Photo: Netflix

It can’t have been easy making the perfect playlist to fit someone who seems like they don’t enjoy anything, let alone a good song, but somehow the show’s music supervisor nailed it. You can find our gothic protagonist listening to gloomy Spanish melodies like La Llorona by Chavela Vargas or Tierra Rica by Carmita Jiménez, usually flowing mournfully from her gramophone.  Wednesday’s haunting cello covers, ranging from Paint It Black by The Rolling Stones to Vivaldi’s famous Winter, also grace the soundtrack from time to time. As for the score, I thought composers Danny Elfman and Chris Bacon did a wonderful job using background instrumentals to add suspense and to set the overall playfully creepy mood of the show.

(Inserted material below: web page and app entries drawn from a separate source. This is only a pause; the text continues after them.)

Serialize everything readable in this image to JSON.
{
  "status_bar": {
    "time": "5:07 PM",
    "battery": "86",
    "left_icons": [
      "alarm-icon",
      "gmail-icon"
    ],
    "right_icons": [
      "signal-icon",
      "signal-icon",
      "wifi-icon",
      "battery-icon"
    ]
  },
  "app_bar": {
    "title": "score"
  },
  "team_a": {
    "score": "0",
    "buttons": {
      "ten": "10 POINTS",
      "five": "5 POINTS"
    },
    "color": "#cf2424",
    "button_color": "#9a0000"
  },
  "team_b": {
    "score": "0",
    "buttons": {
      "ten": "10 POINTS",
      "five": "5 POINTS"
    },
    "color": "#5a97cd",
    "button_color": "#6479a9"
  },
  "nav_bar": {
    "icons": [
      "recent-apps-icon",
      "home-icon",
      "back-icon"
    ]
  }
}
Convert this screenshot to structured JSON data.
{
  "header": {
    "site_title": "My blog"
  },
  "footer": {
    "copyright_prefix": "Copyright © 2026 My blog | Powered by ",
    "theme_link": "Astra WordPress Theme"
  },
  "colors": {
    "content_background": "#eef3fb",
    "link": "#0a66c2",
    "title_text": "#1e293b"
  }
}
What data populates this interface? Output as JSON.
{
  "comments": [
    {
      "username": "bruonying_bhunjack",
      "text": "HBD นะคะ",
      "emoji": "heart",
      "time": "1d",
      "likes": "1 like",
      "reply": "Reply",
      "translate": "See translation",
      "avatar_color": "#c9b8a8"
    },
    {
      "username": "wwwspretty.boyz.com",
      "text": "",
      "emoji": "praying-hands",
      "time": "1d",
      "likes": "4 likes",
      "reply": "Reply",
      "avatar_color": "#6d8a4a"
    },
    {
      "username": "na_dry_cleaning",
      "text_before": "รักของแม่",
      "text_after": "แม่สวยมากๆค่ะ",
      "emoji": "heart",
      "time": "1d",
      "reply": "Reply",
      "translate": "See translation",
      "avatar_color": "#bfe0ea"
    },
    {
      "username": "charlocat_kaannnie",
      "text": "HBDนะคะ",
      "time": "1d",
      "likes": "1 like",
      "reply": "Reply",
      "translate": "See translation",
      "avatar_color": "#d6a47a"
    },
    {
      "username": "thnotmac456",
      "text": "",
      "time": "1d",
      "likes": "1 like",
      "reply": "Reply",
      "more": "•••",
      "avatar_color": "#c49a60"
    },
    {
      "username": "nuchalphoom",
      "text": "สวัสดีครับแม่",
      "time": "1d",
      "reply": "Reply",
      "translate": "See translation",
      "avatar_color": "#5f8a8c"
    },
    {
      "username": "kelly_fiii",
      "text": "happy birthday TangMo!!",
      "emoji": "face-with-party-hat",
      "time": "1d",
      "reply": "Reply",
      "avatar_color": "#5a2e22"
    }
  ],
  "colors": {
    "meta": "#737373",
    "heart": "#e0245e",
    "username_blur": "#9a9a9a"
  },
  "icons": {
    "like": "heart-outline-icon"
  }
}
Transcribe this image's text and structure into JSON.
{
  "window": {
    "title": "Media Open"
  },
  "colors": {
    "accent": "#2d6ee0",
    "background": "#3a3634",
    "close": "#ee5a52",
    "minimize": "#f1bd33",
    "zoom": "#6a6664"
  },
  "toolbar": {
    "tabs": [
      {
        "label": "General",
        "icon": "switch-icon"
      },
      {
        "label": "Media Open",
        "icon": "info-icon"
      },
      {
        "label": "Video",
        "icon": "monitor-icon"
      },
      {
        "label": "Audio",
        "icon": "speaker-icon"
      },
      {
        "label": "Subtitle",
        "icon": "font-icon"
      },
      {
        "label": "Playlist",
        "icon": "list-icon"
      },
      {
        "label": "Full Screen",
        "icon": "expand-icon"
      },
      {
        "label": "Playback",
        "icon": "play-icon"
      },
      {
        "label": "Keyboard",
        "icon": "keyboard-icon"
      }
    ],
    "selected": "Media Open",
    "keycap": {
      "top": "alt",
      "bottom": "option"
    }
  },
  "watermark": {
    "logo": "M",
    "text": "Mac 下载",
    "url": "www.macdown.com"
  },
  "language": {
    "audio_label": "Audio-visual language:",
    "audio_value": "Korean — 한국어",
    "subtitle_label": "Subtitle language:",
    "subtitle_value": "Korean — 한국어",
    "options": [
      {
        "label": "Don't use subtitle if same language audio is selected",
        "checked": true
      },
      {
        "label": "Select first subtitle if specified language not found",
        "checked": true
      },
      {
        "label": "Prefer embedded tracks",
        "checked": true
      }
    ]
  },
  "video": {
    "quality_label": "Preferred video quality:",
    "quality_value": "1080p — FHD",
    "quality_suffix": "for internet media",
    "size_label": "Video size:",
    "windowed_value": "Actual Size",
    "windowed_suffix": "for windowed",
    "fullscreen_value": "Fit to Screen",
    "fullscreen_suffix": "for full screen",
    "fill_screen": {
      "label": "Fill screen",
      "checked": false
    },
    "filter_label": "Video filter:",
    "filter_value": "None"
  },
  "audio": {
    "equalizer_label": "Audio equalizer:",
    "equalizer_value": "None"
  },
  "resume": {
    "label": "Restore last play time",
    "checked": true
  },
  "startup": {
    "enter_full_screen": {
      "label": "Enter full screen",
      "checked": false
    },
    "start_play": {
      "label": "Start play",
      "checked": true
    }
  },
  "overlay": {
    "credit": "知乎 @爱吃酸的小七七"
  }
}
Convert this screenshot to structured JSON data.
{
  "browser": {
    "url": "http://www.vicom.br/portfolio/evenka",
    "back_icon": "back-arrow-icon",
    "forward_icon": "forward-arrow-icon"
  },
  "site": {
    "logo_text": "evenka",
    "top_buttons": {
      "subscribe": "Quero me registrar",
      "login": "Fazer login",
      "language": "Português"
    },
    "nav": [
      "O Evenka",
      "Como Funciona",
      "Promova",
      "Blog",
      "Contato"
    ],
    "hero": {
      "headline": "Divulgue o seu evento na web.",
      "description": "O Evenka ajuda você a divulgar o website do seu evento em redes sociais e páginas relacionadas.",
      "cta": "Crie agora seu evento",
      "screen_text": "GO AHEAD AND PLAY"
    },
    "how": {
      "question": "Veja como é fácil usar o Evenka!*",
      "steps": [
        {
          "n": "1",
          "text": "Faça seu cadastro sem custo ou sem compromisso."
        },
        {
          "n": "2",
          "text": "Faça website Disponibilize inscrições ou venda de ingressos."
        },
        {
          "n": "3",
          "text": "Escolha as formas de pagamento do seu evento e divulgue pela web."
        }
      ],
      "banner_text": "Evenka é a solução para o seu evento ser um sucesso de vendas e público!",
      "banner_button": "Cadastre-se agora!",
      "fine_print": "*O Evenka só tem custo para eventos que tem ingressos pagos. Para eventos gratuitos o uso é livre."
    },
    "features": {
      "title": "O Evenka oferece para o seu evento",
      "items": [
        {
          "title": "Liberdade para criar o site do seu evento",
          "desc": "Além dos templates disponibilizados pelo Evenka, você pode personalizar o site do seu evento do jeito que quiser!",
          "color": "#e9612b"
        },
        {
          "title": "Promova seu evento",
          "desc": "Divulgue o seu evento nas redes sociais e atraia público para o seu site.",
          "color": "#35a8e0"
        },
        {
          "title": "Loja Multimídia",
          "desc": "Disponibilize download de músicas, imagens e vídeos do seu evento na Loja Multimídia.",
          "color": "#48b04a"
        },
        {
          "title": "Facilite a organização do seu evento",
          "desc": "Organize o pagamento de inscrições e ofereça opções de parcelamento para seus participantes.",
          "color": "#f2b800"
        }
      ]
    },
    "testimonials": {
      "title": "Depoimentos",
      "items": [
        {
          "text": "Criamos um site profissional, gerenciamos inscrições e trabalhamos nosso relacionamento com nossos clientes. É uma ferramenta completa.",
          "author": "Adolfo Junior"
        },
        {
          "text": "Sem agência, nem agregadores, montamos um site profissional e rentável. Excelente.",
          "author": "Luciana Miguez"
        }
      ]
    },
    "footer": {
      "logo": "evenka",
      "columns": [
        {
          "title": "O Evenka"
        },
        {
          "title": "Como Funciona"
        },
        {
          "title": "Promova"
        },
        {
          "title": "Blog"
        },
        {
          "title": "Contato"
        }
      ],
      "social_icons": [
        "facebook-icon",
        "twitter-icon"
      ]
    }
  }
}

Perhaps most exciting for me, as an avid enjoyer of the previous films, was Christina Ricci’s role in the series. Ricci starred in both 1990s films as Wednesday Addams. In “Wednesday” she plays Marilyn Thornhill, Nevermore’s first “normie” teacher. She attempts to bond with Wednesday over their shared role as pariahs in a school full of outcasts. Wednesday’s dark personality sets her apart from her peers, while Thornhill is looked down upon due to her being too abnormal for the “normies”, and too normal for the outcasts. The role of a seemingly virtuous herbology teacher is a complete one-eighty from Ricci’s previous character, creating a fun dynamic for viewers familiar with the previous adaptation. 

Another thrilling cameo in the series was that of Fred Armisen in the role of Uncle Fester. Armisen is an expert comedian, with eleven years as an SNL cast member under his belt, accompanied by numerous roles in films and television. The energy he brought to Uncle Fester was absolutely impeccable for the role, and although his appearance lasted for only one episode, he very nearly stole the show.

Although certain aspects of the show felt a little too cheesy or forced, it was overall a charmingly droll adaptation. For old and new fans alike, it makes for the perfect binge-watch for these dark and dreary winter months.